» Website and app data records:
* * * * * * * * *

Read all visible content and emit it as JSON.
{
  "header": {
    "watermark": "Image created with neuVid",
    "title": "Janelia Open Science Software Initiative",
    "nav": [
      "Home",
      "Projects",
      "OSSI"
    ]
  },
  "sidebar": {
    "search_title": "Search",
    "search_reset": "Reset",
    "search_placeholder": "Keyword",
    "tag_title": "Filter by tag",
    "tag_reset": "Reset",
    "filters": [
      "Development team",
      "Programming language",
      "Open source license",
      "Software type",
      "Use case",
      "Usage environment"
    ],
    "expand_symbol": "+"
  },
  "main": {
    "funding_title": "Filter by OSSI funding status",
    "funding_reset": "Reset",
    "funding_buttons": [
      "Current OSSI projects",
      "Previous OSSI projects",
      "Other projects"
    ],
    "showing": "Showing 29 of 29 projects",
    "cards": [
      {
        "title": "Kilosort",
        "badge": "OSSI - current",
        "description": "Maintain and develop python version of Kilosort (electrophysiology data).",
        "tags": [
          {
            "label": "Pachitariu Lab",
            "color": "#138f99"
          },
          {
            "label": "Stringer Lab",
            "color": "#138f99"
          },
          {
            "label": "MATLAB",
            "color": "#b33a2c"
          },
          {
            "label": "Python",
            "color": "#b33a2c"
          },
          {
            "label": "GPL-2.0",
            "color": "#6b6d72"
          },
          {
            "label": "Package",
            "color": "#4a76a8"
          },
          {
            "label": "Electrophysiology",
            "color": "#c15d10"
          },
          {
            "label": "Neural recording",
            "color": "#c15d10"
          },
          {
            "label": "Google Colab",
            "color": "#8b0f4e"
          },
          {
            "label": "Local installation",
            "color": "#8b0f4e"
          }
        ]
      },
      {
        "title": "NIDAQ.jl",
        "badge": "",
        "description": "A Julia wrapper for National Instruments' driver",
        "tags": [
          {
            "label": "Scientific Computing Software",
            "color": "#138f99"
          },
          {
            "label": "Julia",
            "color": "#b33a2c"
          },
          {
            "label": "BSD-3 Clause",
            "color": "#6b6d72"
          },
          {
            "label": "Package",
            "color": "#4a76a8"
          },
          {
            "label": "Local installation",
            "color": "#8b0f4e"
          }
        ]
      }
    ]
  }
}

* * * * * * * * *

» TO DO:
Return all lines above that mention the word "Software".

» PROBLEM SOLUTION:
    "title": "Janelia Open Science Software Initiative",
      "Software type",
            "label": "Scientific Computing Software",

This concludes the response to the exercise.